Entries from a dataset of interfaces
↓

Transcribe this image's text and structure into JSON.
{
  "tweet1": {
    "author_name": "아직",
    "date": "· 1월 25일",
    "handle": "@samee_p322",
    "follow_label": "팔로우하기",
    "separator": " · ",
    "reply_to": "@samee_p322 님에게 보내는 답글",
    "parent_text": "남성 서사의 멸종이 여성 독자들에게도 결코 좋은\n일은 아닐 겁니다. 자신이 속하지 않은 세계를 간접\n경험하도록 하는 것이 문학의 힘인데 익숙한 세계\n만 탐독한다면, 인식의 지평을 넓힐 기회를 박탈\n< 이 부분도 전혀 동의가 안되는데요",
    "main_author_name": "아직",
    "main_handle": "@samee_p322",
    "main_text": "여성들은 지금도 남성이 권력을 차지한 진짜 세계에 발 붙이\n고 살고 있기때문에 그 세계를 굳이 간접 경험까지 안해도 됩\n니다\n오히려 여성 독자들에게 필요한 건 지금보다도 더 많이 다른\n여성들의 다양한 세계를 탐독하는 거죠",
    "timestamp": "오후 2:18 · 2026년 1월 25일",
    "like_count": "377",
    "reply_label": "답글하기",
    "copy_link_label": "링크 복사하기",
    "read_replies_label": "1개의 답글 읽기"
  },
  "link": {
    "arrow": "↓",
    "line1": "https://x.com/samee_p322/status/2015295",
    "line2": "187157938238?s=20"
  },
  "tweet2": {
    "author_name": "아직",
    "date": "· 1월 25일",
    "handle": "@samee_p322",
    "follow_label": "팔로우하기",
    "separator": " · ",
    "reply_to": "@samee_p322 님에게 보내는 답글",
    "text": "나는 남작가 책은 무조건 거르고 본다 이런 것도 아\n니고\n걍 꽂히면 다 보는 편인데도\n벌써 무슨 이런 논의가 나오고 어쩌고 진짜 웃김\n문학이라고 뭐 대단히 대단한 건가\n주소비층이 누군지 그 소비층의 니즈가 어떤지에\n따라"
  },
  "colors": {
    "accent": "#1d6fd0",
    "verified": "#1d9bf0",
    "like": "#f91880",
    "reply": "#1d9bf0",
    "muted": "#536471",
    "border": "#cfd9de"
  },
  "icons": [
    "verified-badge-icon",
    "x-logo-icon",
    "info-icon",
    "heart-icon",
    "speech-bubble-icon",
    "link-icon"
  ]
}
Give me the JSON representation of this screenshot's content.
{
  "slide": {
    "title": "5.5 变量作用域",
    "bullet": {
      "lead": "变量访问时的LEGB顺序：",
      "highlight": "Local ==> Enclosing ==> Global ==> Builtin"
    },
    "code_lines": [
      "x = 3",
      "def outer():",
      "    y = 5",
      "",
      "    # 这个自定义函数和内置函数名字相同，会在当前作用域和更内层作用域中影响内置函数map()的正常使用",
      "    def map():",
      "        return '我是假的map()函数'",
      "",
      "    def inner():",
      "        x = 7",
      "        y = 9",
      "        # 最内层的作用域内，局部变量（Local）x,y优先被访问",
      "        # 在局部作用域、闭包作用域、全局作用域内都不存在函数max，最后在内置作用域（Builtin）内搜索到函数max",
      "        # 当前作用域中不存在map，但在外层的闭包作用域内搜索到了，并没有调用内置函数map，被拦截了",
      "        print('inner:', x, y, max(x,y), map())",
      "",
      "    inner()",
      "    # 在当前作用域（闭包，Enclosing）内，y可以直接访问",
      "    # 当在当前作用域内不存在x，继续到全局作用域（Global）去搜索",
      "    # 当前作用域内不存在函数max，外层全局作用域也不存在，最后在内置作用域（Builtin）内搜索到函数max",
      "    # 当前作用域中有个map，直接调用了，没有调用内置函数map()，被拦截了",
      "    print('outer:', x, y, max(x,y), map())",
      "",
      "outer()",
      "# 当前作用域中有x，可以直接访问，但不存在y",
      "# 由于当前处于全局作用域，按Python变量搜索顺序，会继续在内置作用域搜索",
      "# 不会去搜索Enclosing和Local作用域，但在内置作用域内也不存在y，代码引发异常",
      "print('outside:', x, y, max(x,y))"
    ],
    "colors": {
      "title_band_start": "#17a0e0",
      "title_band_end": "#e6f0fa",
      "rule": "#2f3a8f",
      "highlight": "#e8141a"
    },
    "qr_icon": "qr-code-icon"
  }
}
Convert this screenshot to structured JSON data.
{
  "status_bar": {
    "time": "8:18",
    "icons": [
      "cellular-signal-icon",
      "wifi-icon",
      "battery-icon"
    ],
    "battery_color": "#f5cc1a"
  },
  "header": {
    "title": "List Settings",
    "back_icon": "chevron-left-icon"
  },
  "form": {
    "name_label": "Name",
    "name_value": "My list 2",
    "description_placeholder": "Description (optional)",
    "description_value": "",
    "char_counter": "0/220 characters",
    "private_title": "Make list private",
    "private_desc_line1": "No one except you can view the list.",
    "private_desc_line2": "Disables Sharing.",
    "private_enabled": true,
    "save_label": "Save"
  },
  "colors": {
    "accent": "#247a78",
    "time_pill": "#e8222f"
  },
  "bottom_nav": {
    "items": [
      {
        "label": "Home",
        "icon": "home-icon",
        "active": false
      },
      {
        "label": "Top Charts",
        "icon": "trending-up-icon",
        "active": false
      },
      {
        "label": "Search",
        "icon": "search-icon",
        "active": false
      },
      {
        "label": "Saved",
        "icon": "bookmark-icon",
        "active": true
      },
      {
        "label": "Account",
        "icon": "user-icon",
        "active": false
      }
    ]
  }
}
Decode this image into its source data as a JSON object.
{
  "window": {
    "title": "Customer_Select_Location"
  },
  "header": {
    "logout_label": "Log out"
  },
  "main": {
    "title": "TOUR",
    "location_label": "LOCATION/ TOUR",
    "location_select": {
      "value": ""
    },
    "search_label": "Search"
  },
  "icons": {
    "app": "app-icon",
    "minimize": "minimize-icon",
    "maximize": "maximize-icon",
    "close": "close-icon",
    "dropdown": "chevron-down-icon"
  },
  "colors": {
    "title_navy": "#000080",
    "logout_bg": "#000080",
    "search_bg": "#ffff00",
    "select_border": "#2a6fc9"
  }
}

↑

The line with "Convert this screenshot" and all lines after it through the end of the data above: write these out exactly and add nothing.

# WRITTEN SOLUTION:
Convert this screenshot to structured JSON data.
{
  "status_bar": {
    "time": "8:18",
    "icons": [
      "cellular-signal-icon",
      "wifi-icon",
      "battery-icon"
    ],
    "battery_color": "#f5cc1a"
  },
  "header": {
    "title": "List Settings",
    "back_icon": "chevron-left-icon"
  },
  "form": {
    "name_label": "Name",
    "name_value": "My list 2",
    "description_placeholder": "Description (optional)",
    "description_value": "",
    "char_counter": "0/220 characters",
    "private_title": "Make list private",
    "private_desc_line1": "No one except you can view the list.",
    "private_desc_line2": "Disables Sharing.",
    "private_enabled": true,
    "save_label": "Save"
  },
  "colors": {
    "accent": "#247a78",
    "time_pill": "#e8222f"
  },
  "bottom_nav": {
    "items": [
      {
        "label": "Home",
        "icon": "home-icon",
        "active": false
      },
      {
        "label": "Top Charts",
        "icon": "trending-up-icon",
        "active": false
      },
      {
        "label": "Search",
        "icon": "search-icon",
        "active": false
      },
      {
        "label": "Saved",
        "icon": "bookmark-icon",
        "active": true
      },
      {
        "label": "Account",
        "icon": "user-icon",
        "active": false
      }
    ]
  }
}
Decode this image into its source data as a JSON object.
{
  "window": {
    "title": "Customer_Select_Location"
  },
  "header": {
    "logout_label": "Log out"
  },
  "main": {
    "title": "TOUR",
    "location_label": "LOCATION/ TOUR",
    "location_select": {
      "value": ""
    },
    "search_label": "Search"
  },
  "icons": {
    "app": "app-icon",
    "minimize": "minimize-icon",
    "maximize": "maximize-icon",
    "close": "close-icon",
    "dropdown": "chevron-down-icon"
  },
  "colors": {
    "title_navy": "#000080",
    "logout_bg": "#000080",
    "search_bg": "#ffff00",
    "select_border": "#2a6fc9"
  }
}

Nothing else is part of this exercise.